### [Activity]
Lines in the listing below may contain the string "data". Say how many do, giving only the number.
[[ Records for the exercise, beginning ]]
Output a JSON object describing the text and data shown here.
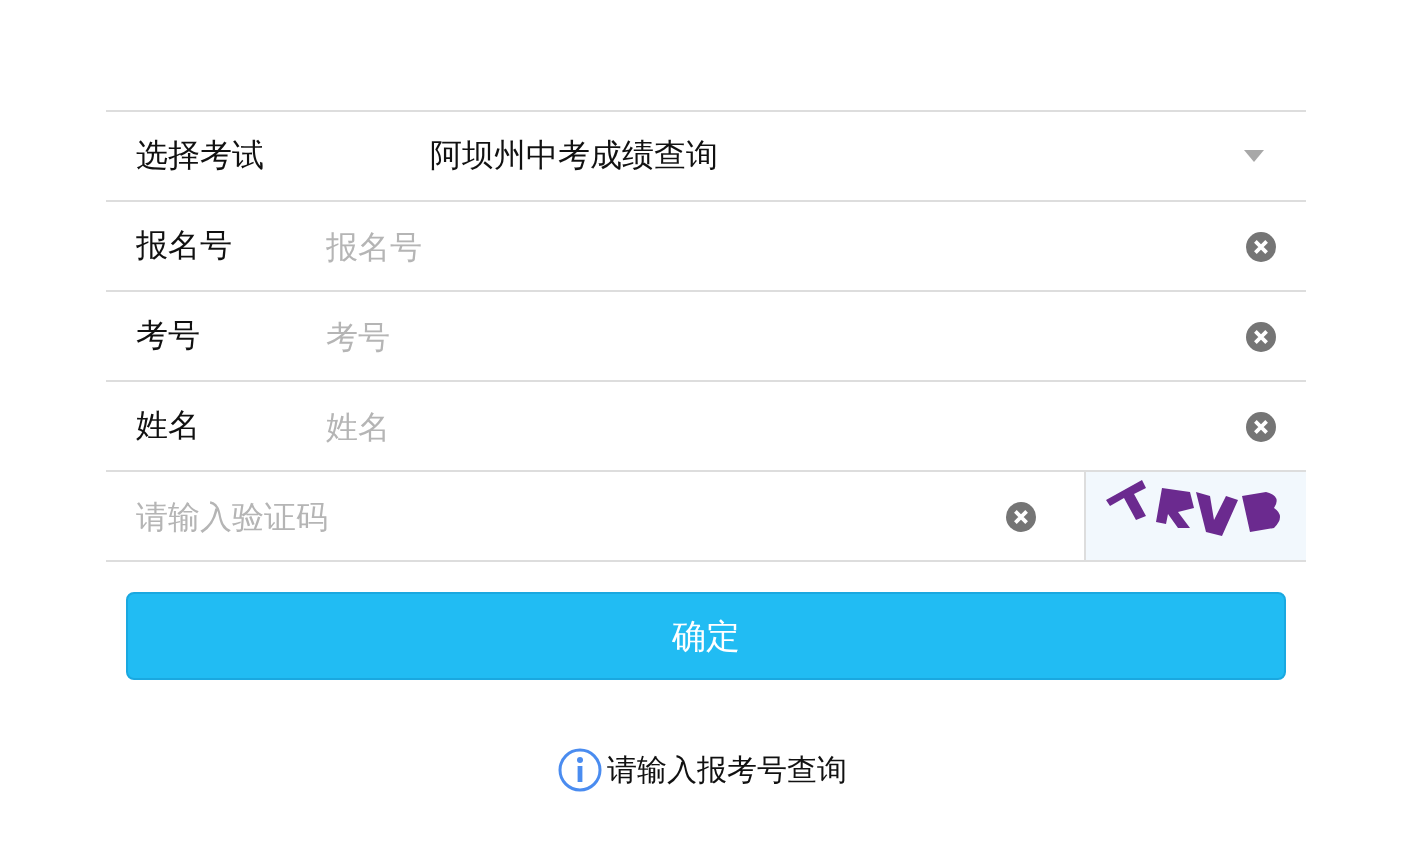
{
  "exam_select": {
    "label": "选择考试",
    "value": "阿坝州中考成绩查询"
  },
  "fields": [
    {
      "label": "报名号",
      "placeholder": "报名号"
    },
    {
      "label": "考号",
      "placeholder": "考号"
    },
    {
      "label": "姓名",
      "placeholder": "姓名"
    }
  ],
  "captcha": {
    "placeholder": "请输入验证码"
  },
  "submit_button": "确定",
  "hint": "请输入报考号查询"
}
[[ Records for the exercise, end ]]
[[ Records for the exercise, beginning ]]
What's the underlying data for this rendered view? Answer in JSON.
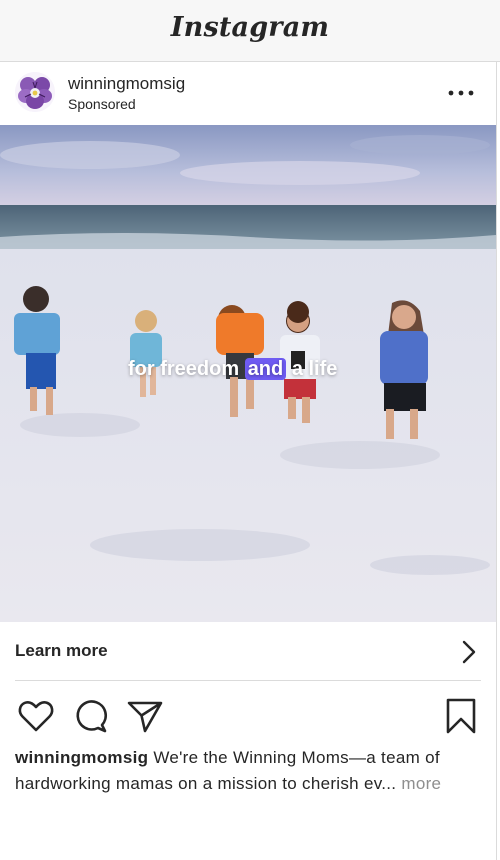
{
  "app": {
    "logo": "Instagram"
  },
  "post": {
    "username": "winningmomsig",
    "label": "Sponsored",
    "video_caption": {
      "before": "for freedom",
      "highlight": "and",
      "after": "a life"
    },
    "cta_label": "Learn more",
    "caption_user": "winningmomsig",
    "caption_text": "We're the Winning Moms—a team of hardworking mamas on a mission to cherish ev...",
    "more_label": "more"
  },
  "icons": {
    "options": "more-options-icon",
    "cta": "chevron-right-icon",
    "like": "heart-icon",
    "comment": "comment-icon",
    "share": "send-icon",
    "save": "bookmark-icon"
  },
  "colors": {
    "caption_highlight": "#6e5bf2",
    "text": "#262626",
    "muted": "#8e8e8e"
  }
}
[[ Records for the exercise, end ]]
### [Written reply]
2